Texaco has admitted to dumping 15.8 billion gallons.
Better technology might have prevented some of the subsequent environmental contamination from those pits, but Texaco chose not to use it.
Oil in its natural state is trapped underground and surrounded by water. During extraction, the water — referred to as production, waste, or formation water — rises to the surface with the oil. This waste water is salty and often mixed with oil, naturally occurring radioactive material, and other chemicals. It’s highly toxic, and must be handled and disposed of with caution.
In the U.S., stretching back decades to the 1970s, regulators require that drilling waste water be re-injected into the ground, where it is less likely to harm people or the environment. Texacos’s 1960s-era drilling predates that requirement, but at a minimum, as Tim Lagonegro, a geologist who spent more than 30 years consulting for oil companies, put it: “They had tarps back then, too.”
But in Ecuador, where there were no regulators making similar demands, Texaco saved billions by dumping its oily waste into unlined pits and leaving it there. The company dug these pits wherever it was most convenient. Sometimes those sites were next to homes, adjacent to drinking water wells, and uphill from rivers and streams local residents relied on for bathing and fishing.
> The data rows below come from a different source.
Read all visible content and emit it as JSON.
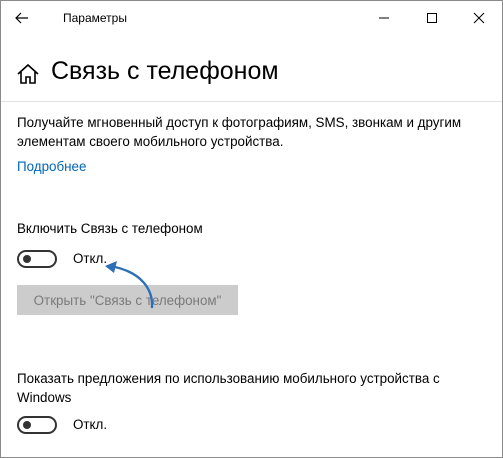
{
  "window": {
    "title": "Параметры",
    "controls": {
      "minimize": "minimize",
      "maximize": "maximize",
      "close": "close"
    }
  },
  "page": {
    "title": "Связь с телефоном",
    "description": "Получайте мгновенный доступ к фотографиям, SMS, звонкам и другим элементам своего мобильного устройства.",
    "learn_more_link": "Подробнее"
  },
  "phone_link_setting": {
    "label": "Включить Связь с телефоном",
    "state": "Откл.",
    "open_button": "Открыть \"Связь с телефоном\""
  },
  "suggestions_setting": {
    "label": "Показать предложения по использованию мобильного устройства с Windows",
    "state": "Откл."
  },
  "colors": {
    "accent": "#0067b8",
    "annotation_arrow": "#2d6fb7",
    "disabled_button_bg": "#cccccc",
    "disabled_button_text": "#7a7a7a"
  }
}
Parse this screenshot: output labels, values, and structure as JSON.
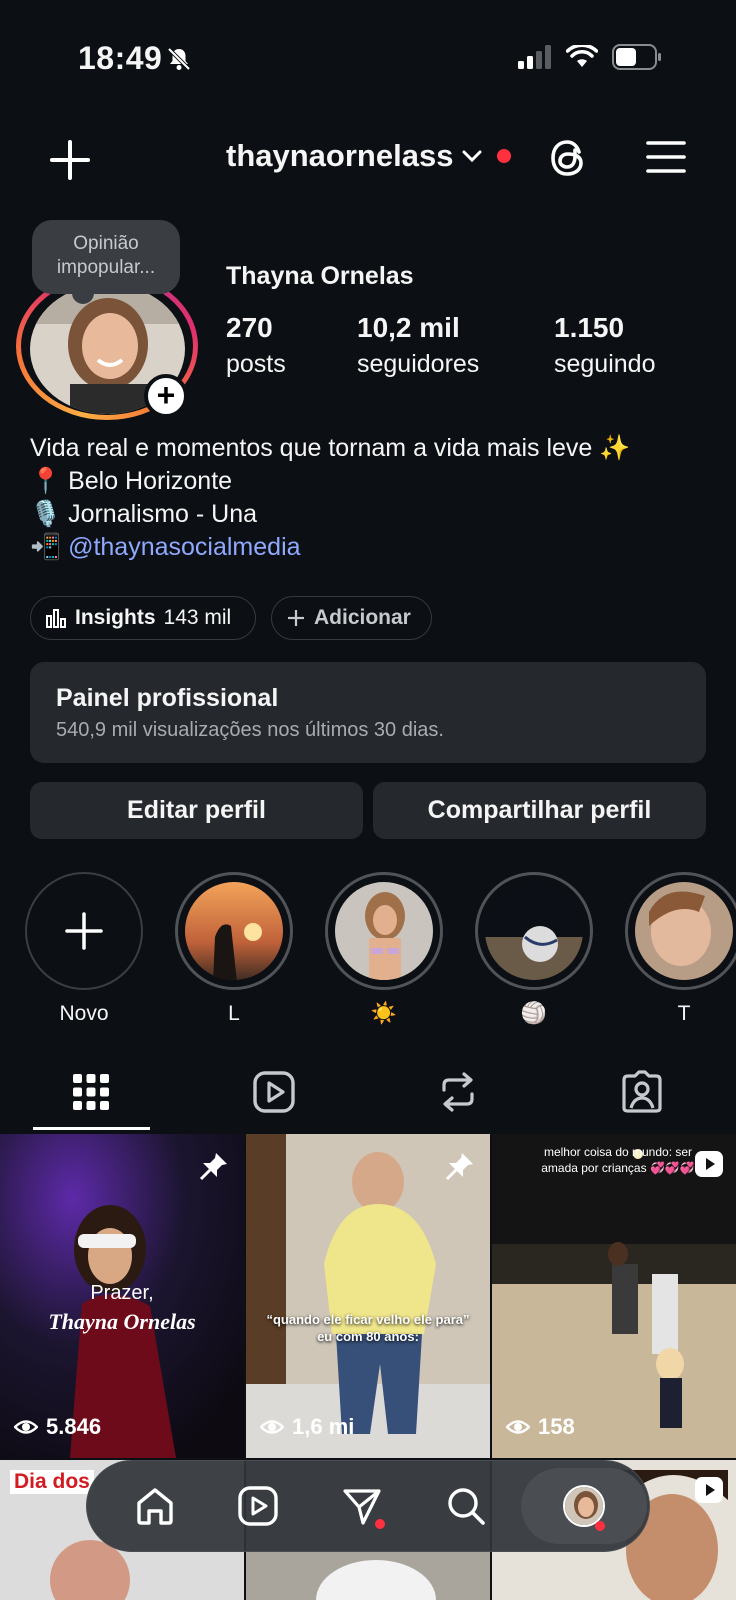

Judith Kimerling, a former New York assistant attorney general who helped prosecute Occidental in the 1970s for its contamination of Love Canal, says what happened in Ecuador is appalling.
“I thought that …